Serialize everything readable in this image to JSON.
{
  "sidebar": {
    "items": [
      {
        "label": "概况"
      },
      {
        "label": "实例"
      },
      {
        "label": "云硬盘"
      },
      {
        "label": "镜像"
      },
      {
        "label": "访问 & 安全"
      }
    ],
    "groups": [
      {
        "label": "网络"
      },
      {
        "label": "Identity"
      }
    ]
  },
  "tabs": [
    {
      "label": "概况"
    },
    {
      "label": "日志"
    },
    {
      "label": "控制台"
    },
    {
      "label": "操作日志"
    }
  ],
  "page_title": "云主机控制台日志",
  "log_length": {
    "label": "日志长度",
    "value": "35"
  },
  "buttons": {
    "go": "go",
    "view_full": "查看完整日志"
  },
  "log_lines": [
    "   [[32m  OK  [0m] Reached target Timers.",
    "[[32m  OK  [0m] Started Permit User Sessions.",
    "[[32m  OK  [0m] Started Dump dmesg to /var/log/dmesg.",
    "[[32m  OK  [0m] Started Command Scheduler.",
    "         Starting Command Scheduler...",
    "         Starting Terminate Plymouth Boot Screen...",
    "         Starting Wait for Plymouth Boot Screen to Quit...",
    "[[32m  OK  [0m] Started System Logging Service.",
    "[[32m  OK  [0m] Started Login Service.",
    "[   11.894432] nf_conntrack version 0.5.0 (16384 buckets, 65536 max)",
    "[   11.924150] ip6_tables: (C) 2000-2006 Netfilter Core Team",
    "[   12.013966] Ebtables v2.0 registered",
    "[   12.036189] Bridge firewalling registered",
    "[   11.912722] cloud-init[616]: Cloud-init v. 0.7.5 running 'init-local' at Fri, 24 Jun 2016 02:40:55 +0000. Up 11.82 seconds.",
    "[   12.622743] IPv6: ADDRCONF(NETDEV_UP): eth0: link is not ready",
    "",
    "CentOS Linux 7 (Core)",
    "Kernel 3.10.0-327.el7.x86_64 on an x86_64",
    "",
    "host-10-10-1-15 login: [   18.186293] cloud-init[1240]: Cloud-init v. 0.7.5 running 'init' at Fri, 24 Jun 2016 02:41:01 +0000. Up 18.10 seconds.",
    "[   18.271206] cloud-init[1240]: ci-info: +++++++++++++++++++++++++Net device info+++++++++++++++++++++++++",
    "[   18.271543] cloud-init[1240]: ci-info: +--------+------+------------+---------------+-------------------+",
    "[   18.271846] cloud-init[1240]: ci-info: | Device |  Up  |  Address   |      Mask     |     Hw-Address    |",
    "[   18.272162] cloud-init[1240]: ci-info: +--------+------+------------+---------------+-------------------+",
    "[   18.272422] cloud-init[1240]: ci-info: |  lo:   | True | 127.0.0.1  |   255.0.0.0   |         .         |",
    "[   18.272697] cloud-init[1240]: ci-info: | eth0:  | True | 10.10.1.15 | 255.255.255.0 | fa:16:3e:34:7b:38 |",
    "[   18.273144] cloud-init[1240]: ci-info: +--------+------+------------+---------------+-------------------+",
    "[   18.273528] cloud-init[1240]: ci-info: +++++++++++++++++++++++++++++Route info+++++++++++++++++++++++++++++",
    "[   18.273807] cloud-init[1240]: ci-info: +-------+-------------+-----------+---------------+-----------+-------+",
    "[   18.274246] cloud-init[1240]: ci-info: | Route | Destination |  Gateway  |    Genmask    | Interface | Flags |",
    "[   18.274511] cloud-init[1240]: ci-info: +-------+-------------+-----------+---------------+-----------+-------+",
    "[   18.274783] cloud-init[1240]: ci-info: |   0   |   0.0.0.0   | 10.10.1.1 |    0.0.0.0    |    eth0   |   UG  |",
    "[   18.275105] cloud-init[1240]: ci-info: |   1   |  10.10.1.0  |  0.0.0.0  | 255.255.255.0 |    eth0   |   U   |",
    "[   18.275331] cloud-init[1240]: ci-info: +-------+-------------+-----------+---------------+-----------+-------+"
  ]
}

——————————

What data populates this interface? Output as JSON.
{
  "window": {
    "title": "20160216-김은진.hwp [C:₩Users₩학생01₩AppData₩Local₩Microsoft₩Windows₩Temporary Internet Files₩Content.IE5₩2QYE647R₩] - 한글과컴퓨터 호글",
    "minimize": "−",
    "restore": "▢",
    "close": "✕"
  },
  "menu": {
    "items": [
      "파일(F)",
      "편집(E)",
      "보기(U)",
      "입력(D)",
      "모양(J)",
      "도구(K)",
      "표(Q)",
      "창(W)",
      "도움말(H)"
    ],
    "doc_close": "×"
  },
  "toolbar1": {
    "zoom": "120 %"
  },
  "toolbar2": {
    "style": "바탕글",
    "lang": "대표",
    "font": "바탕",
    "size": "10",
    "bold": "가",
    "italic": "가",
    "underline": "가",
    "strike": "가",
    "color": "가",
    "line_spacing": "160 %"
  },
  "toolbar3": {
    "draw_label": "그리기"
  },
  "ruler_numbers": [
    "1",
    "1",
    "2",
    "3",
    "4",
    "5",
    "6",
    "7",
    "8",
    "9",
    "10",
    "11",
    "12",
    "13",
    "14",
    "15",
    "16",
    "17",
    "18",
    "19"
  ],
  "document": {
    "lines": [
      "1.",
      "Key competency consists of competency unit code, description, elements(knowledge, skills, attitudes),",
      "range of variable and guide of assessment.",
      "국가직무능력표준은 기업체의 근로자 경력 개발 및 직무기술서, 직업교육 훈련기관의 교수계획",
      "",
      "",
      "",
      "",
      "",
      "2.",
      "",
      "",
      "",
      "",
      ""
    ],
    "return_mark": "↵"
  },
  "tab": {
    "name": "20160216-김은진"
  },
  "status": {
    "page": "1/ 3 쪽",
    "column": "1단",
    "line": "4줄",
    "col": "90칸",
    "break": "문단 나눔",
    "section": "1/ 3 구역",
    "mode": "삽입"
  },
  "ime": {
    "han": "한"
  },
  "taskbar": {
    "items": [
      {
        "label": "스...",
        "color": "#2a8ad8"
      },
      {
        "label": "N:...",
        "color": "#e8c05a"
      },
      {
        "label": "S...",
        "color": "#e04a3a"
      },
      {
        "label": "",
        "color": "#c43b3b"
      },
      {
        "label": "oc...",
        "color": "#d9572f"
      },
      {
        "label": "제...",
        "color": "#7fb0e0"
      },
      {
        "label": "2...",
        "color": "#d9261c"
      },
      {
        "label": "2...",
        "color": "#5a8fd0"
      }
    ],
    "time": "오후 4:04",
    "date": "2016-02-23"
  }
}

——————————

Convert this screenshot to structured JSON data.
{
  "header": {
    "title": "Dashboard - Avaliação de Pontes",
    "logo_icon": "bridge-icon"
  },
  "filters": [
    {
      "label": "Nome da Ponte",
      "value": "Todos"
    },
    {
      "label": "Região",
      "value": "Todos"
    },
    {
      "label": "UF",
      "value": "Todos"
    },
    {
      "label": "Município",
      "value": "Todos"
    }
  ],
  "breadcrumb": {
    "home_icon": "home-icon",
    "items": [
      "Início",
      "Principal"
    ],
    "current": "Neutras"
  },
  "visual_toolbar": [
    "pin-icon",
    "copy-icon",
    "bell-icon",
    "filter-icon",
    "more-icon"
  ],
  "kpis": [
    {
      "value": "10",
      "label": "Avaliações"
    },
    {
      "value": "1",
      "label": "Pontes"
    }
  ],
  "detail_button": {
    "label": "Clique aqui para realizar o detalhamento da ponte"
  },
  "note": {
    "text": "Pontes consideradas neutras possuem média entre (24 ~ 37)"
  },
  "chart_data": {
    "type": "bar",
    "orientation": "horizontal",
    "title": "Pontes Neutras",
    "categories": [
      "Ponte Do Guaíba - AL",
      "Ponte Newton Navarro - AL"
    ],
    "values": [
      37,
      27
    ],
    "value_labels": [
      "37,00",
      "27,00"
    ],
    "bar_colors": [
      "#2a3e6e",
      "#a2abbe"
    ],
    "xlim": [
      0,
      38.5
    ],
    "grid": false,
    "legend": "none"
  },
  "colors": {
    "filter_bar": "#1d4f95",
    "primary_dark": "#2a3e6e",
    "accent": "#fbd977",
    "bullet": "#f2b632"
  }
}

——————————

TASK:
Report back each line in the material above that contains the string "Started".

FINAL ANSWER:
    "[[32m  OK  [0m] Started Permit User Sessions.",
    "[[32m  OK  [0m] Started Dump dmesg to /var/log/dmesg.",
    "[[32m  OK  [0m] Started Command Scheduler.",
    "[[32m  OK  [0m] Started System Logging Service.",
    "[[32m  OK  [0m] Started Login Service.",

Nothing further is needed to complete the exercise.